━━━ EXTRACTED DATA

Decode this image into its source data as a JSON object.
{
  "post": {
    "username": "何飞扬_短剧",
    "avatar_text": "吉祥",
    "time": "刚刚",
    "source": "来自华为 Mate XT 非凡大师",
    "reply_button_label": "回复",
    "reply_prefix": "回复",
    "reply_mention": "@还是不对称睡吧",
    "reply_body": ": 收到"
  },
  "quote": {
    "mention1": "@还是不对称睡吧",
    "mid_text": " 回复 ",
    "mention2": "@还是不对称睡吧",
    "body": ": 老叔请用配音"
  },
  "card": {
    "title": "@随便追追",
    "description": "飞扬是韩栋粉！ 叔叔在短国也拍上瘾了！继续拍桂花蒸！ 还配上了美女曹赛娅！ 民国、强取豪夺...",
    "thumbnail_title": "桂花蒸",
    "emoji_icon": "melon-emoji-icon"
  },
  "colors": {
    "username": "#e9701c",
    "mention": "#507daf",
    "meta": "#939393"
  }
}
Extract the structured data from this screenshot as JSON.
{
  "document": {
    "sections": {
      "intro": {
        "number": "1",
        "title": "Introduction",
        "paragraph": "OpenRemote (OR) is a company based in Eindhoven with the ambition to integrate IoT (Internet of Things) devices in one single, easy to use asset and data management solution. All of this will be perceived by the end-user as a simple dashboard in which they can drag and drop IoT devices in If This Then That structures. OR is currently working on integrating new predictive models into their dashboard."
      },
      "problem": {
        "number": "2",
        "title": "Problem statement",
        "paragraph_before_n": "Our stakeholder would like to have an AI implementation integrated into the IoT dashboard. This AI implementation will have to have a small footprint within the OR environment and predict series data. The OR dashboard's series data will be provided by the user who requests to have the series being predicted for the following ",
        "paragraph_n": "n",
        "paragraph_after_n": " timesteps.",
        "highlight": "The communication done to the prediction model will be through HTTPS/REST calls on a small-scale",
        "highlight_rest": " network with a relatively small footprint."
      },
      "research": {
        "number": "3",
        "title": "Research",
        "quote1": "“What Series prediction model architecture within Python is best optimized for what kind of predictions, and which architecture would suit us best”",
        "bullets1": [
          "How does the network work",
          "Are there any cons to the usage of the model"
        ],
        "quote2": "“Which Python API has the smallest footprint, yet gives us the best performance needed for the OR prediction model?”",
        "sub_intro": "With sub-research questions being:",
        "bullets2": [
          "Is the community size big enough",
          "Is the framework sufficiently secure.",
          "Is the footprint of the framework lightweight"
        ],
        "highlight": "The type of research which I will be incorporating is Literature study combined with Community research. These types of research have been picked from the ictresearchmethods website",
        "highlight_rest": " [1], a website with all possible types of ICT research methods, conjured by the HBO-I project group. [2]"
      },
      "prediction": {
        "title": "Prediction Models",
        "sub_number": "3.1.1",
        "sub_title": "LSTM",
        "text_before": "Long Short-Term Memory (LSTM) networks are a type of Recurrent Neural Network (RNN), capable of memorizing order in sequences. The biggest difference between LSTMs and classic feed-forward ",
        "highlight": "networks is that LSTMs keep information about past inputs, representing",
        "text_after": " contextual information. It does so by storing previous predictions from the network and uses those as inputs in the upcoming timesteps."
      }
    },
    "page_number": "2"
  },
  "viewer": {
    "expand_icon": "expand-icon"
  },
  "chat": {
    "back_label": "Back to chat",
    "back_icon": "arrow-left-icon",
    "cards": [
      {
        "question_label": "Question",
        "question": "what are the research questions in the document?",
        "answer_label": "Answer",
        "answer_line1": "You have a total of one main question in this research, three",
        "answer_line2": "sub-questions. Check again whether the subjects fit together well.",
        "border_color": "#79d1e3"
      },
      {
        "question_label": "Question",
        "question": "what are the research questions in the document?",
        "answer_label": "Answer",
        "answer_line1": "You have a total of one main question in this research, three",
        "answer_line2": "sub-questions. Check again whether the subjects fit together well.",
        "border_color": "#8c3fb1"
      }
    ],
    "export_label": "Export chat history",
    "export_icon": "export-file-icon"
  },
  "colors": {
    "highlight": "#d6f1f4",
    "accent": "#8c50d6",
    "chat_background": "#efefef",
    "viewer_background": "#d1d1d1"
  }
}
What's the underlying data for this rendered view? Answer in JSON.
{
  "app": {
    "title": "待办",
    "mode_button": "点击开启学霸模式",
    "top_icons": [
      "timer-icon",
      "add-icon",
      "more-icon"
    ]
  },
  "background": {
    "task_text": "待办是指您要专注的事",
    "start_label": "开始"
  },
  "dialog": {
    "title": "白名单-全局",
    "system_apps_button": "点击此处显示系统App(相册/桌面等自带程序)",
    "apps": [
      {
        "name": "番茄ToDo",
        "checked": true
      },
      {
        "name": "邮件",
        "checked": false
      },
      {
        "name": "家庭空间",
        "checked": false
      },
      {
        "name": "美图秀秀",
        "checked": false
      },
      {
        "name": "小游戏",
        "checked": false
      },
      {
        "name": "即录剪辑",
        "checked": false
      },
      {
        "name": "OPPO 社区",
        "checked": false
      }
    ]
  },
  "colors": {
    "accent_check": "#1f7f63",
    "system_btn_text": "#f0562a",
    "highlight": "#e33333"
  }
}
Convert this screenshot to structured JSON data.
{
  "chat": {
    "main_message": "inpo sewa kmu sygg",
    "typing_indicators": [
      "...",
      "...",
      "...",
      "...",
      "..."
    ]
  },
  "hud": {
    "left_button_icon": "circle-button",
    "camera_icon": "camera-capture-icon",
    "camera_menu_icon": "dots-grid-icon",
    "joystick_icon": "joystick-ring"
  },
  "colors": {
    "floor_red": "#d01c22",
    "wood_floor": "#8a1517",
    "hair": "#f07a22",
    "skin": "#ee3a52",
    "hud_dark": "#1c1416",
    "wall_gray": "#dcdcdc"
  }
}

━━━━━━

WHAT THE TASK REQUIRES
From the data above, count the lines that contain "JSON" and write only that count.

TASK SOLUTION
4